Business in Toronto
Photo: © NILOO138 | DREAMSTIME.COM
Wherever you go in Toronto, you’ll see evidence of its mega building boom. In fact, the cityscape seems to morph daily. Yet despite the ubiquitous construction cranes, Canada’s largest metropolis goes about business as usual.
Hear the din of the streetcars and the rumble of the subway trains hustling commuters. Traveling by foot in the bustling downtown also proves a fabulous way to view the collection of architectural landmarks like the Santiago Calatrava-designed Galleria at Brookfield Place and the I.M. Pei-designed Commerce Court.
But you can discover other vibrant architectural projects on virtually every street corner. Some of these masterful developments were conceived by acclaimed architects who left their own indelible thumbprint on this changing urban canvas, like the futuristic façade of the Art Gallery of Ontario by Toronto’s own Frank Gehry and Daniel Libeskind’s fanciful facelift of the Royal Ontario Museum.
For power meetings, most corporate executives convene in the city’s Financial District, home to the country’s big five banks, the Toronto Stock Exchange, brokerage firms, major corporate headquarters and big-name law firms.
On Bay Street, Canada’s version of Wall Street, the towering skyscrapers of the TD Centre enthrall the senses and beckon all to enter these Mies van der Rohe-designed structures. Afterward, venture behind this cluster of towers to see a manicured meadow featuring sculptured cows by artist Joe Fafard. The lounging bovines are a whimsical throwback to yesteryear when pastures dominated this now-exclusive parcel of real estate.
Yet away from the corporate bustle, accessible by a quick cab ride, you’ll find two gleaming districts fitting to help close business deals and entertain clients: Yorkville and the Toronto Entertainment District.
Among the city’s earliest neighborhoods, Yorkville reflects its rich Victorian past in vestiges of period buildings that dot this district of glam among its coterie of upscale boutiques, galleries and fine-dining establishments. For executives interested in making dynamic presentations or entertaining their clients with intimate film screenings, look no further than The Hazelton Hotel. Considered Toronto’s first 5-star luxury property and a member of Leading Hotels of the World, this art-inspired hotel designed by the internationally acclaimed Toronto-based Yabu Pushelberg holds an exquisite private theater, a city rarity. The posh property also hosts arguably one of Canada’s top chefs, Mark McEwan, whose restaurant ONE possesses a private dining room named after the Canadian music legend Neil Young, who used to sing at the former Riverboat Coffee House, a hippie haven that once thrived on this site.

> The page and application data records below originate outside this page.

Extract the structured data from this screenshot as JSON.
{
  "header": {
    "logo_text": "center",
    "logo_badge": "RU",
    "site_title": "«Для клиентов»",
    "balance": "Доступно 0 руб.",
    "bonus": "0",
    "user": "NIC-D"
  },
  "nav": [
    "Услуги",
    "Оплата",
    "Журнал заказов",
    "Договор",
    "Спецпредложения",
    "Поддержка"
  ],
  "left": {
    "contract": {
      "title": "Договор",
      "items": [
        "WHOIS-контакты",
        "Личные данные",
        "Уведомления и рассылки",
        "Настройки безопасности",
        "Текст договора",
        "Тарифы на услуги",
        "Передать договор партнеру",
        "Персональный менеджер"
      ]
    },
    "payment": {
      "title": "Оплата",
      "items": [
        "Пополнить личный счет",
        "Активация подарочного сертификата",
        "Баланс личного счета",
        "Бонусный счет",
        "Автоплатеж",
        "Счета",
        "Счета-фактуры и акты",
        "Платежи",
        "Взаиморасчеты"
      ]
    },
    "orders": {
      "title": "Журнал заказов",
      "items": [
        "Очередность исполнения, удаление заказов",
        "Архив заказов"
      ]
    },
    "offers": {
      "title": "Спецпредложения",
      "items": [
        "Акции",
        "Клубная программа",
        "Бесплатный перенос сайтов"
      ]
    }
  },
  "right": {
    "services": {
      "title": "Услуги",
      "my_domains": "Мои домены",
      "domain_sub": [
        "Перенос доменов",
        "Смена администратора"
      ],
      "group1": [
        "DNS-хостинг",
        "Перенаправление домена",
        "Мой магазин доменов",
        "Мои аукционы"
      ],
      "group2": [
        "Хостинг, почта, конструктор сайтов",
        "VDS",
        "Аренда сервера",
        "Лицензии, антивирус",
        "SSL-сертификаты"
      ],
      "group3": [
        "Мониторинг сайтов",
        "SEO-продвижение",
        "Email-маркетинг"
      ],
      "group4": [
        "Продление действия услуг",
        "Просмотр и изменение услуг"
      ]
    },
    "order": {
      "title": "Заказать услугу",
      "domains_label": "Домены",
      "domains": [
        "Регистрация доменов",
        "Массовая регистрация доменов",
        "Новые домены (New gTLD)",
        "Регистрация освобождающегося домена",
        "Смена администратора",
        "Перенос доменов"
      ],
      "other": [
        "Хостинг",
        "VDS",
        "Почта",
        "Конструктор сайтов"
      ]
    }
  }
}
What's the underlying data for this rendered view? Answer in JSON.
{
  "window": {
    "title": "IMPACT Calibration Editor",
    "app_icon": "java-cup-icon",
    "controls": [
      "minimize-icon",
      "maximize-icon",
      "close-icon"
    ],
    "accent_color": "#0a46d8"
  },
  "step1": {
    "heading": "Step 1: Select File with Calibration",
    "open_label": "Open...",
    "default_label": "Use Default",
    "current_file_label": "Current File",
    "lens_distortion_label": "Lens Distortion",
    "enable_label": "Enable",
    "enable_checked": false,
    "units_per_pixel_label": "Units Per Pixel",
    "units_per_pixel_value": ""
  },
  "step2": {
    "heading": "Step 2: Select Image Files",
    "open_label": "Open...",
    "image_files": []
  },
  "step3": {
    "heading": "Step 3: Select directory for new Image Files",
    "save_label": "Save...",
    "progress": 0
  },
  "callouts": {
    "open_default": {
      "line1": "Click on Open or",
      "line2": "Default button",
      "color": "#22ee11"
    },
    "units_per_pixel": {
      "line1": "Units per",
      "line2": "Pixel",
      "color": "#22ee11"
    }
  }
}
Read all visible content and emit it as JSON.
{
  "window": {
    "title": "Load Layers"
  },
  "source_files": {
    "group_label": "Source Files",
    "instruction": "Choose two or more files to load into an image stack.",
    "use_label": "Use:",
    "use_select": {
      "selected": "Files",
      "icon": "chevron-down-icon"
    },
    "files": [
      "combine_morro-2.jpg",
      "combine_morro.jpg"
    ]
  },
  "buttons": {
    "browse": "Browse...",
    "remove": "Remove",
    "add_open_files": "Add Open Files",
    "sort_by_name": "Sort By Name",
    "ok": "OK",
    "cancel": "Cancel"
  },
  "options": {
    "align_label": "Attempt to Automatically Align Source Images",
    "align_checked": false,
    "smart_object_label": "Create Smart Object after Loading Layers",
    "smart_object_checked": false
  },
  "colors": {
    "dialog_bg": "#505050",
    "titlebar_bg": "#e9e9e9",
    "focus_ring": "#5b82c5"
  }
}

Another popular Yorkville destination big on pampering and corporate meet-ups is the new Four Seasons Hotel Toronto. Regarded as the luxury hotel chain’s urban flagship property, the gleaming high-rise, another haute creation designed by Yabu Pushelberg, leads guests on an epicurean fantasy fueled by Chef Daniel Boulud’s divine Café Boulud and the hotel’s sophisticated contemporary lounge dubbed the DBar, ideal for watching the busy Bay Street passersby.
In the Toronto Entertainment District along King Street West, pedestrians dart by the theaters, restaurants and pop-up shops. Come lunchtime, executives descend from their offices in the clouds to a street level laden with intimate bars and toney new boîtes. Creative chefs craft nouveau fusions from Italian classics at TOCA, featuring the city’s only cheese cave. Tucked away in a corner by the premium wine cellar, meet with clients in a private dining room styled in reclaimed Canadian wood and original art pieces.
For a dash of more culinary delights, local restaurant duo Peter Oliver and Michael Bonacini offer a trio of lunch spots around the Toronto Entertainment District. The stylish Oliver & Bonacini Café Grill with its wrap-around patio attracts Bay Street’s movers and shakers. Or consider the other hot “it” spots: the O&B Canteen and the sensational Luma, both located at the illustrious TIFF Bell Lightbox, the headquarters of the Toronto International Film Festival, including a collection of cinemas to nip in afterwards.